=== Section Start ===

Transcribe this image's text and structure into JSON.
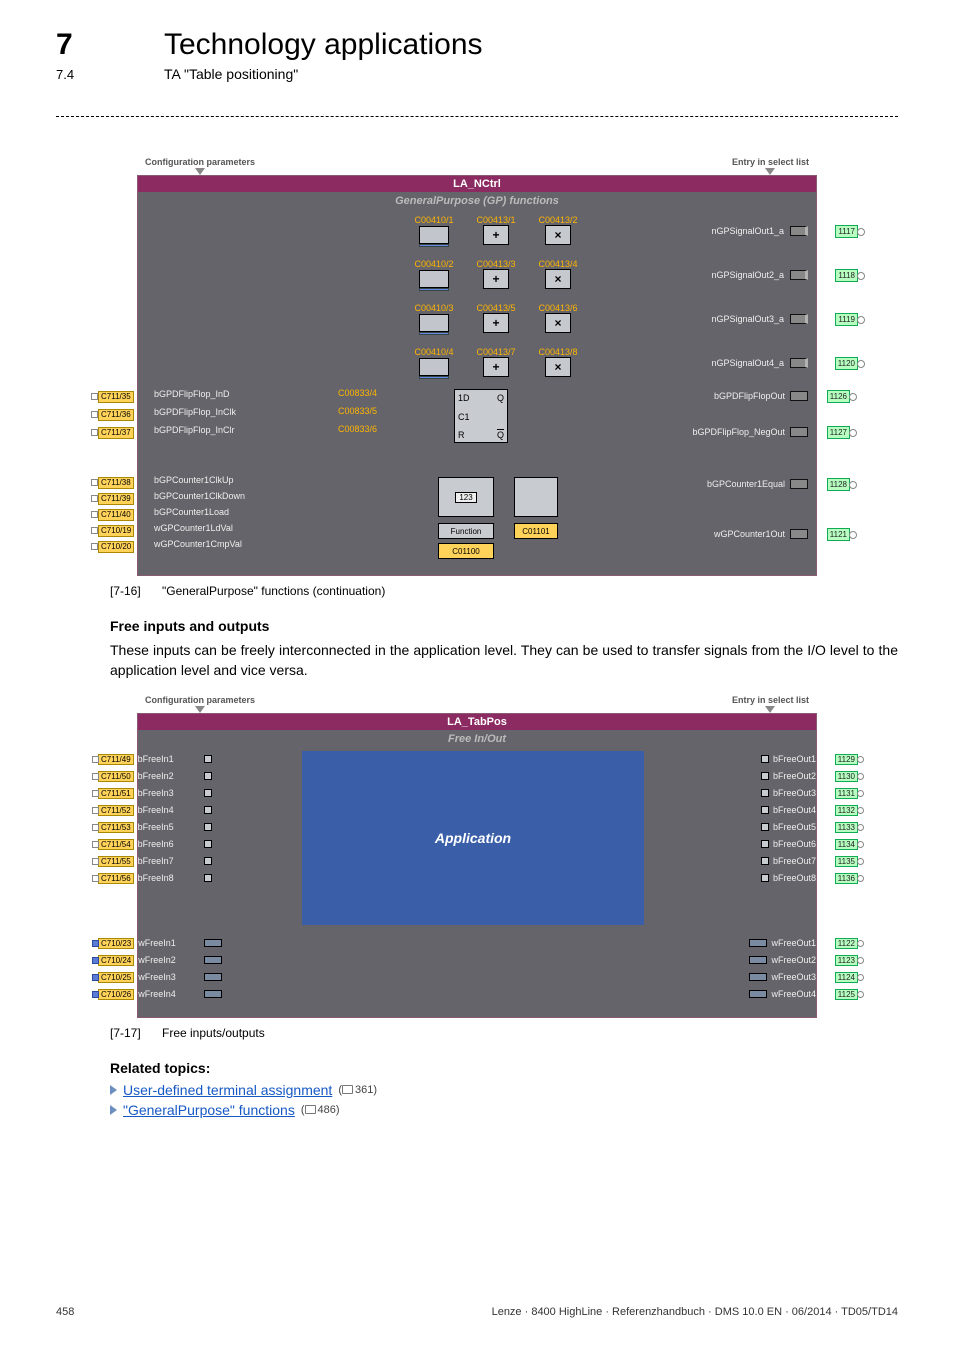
{
  "header": {
    "chapter_num": "7",
    "chapter_title": "Technology applications",
    "section_num": "7.4",
    "section_title": "TA \"Table positioning\""
  },
  "diagram1": {
    "top_left_label": "Configuration parameters",
    "top_right_label": "Entry in select list",
    "titlebar": "LA_NCtrl",
    "subtitle": "GeneralPurpose (GP) functions",
    "gp_rows": [
      {
        "c_a": "C00410/1",
        "c_b": "C00413/1",
        "c_c": "C00413/2",
        "out": "nGPSignalOut1_a",
        "tag": "1117"
      },
      {
        "c_a": "C00410/2",
        "c_b": "C00413/3",
        "c_c": "C00413/4",
        "out": "nGPSignalOut2_a",
        "tag": "1118"
      },
      {
        "c_a": "C00410/3",
        "c_b": "C00413/5",
        "c_c": "C00413/6",
        "out": "nGPSignalOut3_a",
        "tag": "1119"
      },
      {
        "c_a": "C00410/4",
        "c_b": "C00413/7",
        "c_c": "C00413/8",
        "out": "nGPSignalOut4_a",
        "tag": "1120"
      }
    ],
    "ff": {
      "in_tags": [
        "C711/35",
        "C711/36",
        "C711/37"
      ],
      "in_labels": [
        "bGPDFlipFlop_InD",
        "bGPDFlipFlop_InClk",
        "bGPDFlipFlop_InClr"
      ],
      "code_labels": [
        "C00833/4",
        "C00833/5",
        "C00833/6"
      ],
      "box": {
        "d": "1D",
        "q": "Q",
        "c": "C1",
        "r": "R",
        "qn": "Q"
      },
      "outs": [
        {
          "label": "bGPDFlipFlopOut",
          "tag": "1126"
        },
        {
          "label": "bGPDFlipFlop_NegOut",
          "tag": "1127"
        }
      ]
    },
    "counter": {
      "in_tags": [
        "C711/38",
        "C711/39",
        "C711/40",
        "C710/19",
        "C710/20"
      ],
      "in_labels": [
        "bGPCounter1ClkUp",
        "bGPCounter1ClkDown",
        "bGPCounter1Load",
        "wGPCounter1LdVal",
        "wGPCounter1CmpVal"
      ],
      "box_text": "123",
      "fn_label": "Function",
      "c1": "C01100",
      "c2": "C01101",
      "outs": [
        {
          "label": "bGPCounter1Equal",
          "tag": "1128"
        },
        {
          "label": "wGPCounter1Out",
          "tag": "1121"
        }
      ]
    }
  },
  "caption1": {
    "idx": "[7-16]",
    "text": "\"GeneralPurpose\" functions (continuation)"
  },
  "body": {
    "h_free": "Free inputs and outputs",
    "p_free": "These inputs can be freely interconnected in the application level. They can be used to transfer signals from the I/O level to the application level and vice versa.",
    "h_related": "Related topics:",
    "link1": "User-defined terminal assignment",
    "ref1": "361",
    "link2": "\"GeneralPurpose\" functions",
    "ref2": "486"
  },
  "diagram2": {
    "top_left_label": "Configuration parameters",
    "top_right_label": "Entry in select list",
    "titlebar": "LA_TabPos",
    "subtitle": "Free In/Out",
    "app_label": "Application",
    "b_in": [
      {
        "tag": "C711/49",
        "sig": "bFreeIn1"
      },
      {
        "tag": "C711/50",
        "sig": "bFreeIn2"
      },
      {
        "tag": "C711/51",
        "sig": "bFreeIn3"
      },
      {
        "tag": "C711/52",
        "sig": "bFreeIn4"
      },
      {
        "tag": "C711/53",
        "sig": "bFreeIn5"
      },
      {
        "tag": "C711/54",
        "sig": "bFreeIn6"
      },
      {
        "tag": "C711/55",
        "sig": "bFreeIn7"
      },
      {
        "tag": "C711/56",
        "sig": "bFreeIn8"
      }
    ],
    "w_in": [
      {
        "tag": "C710/23",
        "sig": "wFreeIn1"
      },
      {
        "tag": "C710/24",
        "sig": "wFreeIn2"
      },
      {
        "tag": "C710/25",
        "sig": "wFreeIn3"
      },
      {
        "tag": "C710/26",
        "sig": "wFreeIn4"
      }
    ],
    "b_out": [
      {
        "sig": "bFreeOut1",
        "tag": "1129"
      },
      {
        "sig": "bFreeOut2",
        "tag": "1130"
      },
      {
        "sig": "bFreeOut3",
        "tag": "1131"
      },
      {
        "sig": "bFreeOut4",
        "tag": "1132"
      },
      {
        "sig": "bFreeOut5",
        "tag": "1133"
      },
      {
        "sig": "bFreeOut6",
        "tag": "1134"
      },
      {
        "sig": "bFreeOut7",
        "tag": "1135"
      },
      {
        "sig": "bFreeOut8",
        "tag": "1136"
      }
    ],
    "w_out": [
      {
        "sig": "wFreeOut1",
        "tag": "1122"
      },
      {
        "sig": "wFreeOut2",
        "tag": "1123"
      },
      {
        "sig": "wFreeOut3",
        "tag": "1124"
      },
      {
        "sig": "wFreeOut4",
        "tag": "1125"
      }
    ]
  },
  "caption2": {
    "idx": "[7-17]",
    "text": "Free inputs/outputs"
  },
  "footer": {
    "page": "458",
    "doc": "Lenze · 8400 HighLine · Referenzhandbuch · DMS 10.0 EN · 06/2014 · TD05/TD14"
  }
}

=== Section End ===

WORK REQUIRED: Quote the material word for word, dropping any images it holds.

WRITTEN ANSWER:
Transcribe this image's text and structure into JSON.
{
  "header": {
    "chapter_num": "7",
    "chapter_title": "Technology applications",
    "section_num": "7.4",
    "section_title": "TA \"Table positioning\""
  },
  "diagram1": {
    "top_left_label": "Configuration parameters",
    "top_right_label": "Entry in select list",
    "titlebar": "LA_NCtrl",
    "subtitle": "GeneralPurpose (GP) functions",
    "gp_rows": [
      {
        "c_a": "C00410/1",
        "c_b": "C00413/1",
        "c_c": "C00413/2",
        "out": "nGPSignalOut1_a",
        "tag": "1117"
      },
      {
        "c_a": "C00410/2",
        "c_b": "C00413/3",
        "c_c": "C00413/4",
        "out": "nGPSignalOut2_a",
        "tag": "1118"
      },
      {
        "c_a": "C00410/3",
        "c_b": "C00413/5",
        "c_c": "C00413/6",
        "out": "nGPSignalOut3_a",
        "tag": "1119"
      },
      {
        "c_a": "C00410/4",
        "c_b": "C00413/7",
        "c_c": "C00413/8",
        "out": "nGPSignalOut4_a",
        "tag": "1120"
      }
    ],
    "ff": {
      "in_tags": [
        "C711/35",
        "C711/36",
        "C711/37"
      ],
      "in_labels": [
        "bGPDFlipFlop_InD",
        "bGPDFlipFlop_InClk",
        "bGPDFlipFlop_InClr"
      ],
      "code_labels": [
        "C00833/4",
        "C00833/5",
        "C00833/6"
      ],
      "box": {
        "d": "1D",
        "q": "Q",
        "c": "C1",
        "r": "R",
        "qn": "Q"
      },
      "outs": [
        {
          "label": "bGPDFlipFlopOut",
          "tag": "1126"
        },
        {
          "label": "bGPDFlipFlop_NegOut",
          "tag": "1127"
        }
      ]
    },
    "counter": {
      "in_tags": [
        "C711/38",
        "C711/39",
        "C711/40",
        "C710/19",
        "C710/20"
      ],
      "in_labels": [
        "bGPCounter1ClkUp",
        "bGPCounter1ClkDown",
        "bGPCounter1Load",
        "wGPCounter1LdVal",
        "wGPCounter1CmpVal"
      ],
      "box_text": "123",
      "fn_label": "Function",
      "c1": "C01100",
      "c2": "C01101",
      "outs": [
        {
          "label": "bGPCounter1Equal",
          "tag": "1128"
        },
        {
          "label": "wGPCounter1Out",
          "tag": "1121"
        }
      ]
    }
  },
  "caption1": {
    "idx": "[7-16]",
    "text": "\"GeneralPurpose\" functions (continuation)"
  },
  "body": {
    "h_free": "Free inputs and outputs",
    "p_free": "These inputs can be freely interconnected in the application level. They can be used to transfer signals from the I/O level to the application level and vice versa.",
    "h_related": "Related topics:",
    "link1": "User-defined terminal assignment",
    "ref1": "361",
    "link2": "\"GeneralPurpose\" functions",
    "ref2": "486"
  },
  "diagram2": {
    "top_left_label": "Configuration parameters",
    "top_right_label": "Entry in select list",
    "titlebar": "LA_TabPos",
    "subtitle": "Free In/Out",
    "app_label": "Application",
    "b_in": [
      {
        "tag": "C711/49",
        "sig": "bFreeIn1"
      },
      {
        "tag": "C711/50",
        "sig": "bFreeIn2"
      },
      {
        "tag": "C711/51",
        "sig": "bFreeIn3"
      },
      {
        "tag": "C711/52",
        "sig": "bFreeIn4"
      },
      {
        "tag": "C711/53",
        "sig": "bFreeIn5"
      },
      {
        "tag": "C711/54",
        "sig": "bFreeIn6"
      },
      {
        "tag": "C711/55",
        "sig": "bFreeIn7"
      },
      {
        "tag": "C711/56",
        "sig": "bFreeIn8"
      }
    ],
    "w_in": [
      {
        "tag": "C710/23",
        "sig": "wFreeIn1"
      },
      {
        "tag": "C710/24",
        "sig": "wFreeIn2"
      },
      {
        "tag": "C710/25",
        "sig": "wFreeIn3"
      },
      {
        "tag": "C710/26",
        "sig": "wFreeIn4"
      }
    ],
    "b_out": [
      {
        "sig": "bFreeOut1",
        "tag": "1129"
      },
      {
        "sig": "bFreeOut2",
        "tag": "1130"
      },
      {
        "sig": "bFreeOut3",
        "tag": "1131"
      },
      {
        "sig": "bFreeOut4",
        "tag": "1132"
      },
      {
        "sig": "bFreeOut5",
        "tag": "1133"
      },
      {
        "sig": "bFreeOut6",
        "tag": "1134"
      },
      {
        "sig": "bFreeOut7",
        "tag": "1135"
      },
      {
        "sig": "bFreeOut8",
        "tag": "1136"
      }
    ],
    "w_out": [
      {
        "sig": "wFreeOut1",
        "tag": "1122"
      },
      {
        "sig": "wFreeOut2",
        "tag": "1123"
      },
      {
        "sig": "wFreeOut3",
        "tag": "1124"
      },
      {
        "sig": "wFreeOut4",
        "tag": "1125"
      }
    ]
  },
  "caption2": {
    "idx": "[7-17]",
    "text": "Free inputs/outputs"
  },
  "footer": {
    "page": "458",
    "doc": "Lenze · 8400 HighLine · Referenzhandbuch · DMS 10.0 EN · 06/2014 · TD05/TD14"
  }
}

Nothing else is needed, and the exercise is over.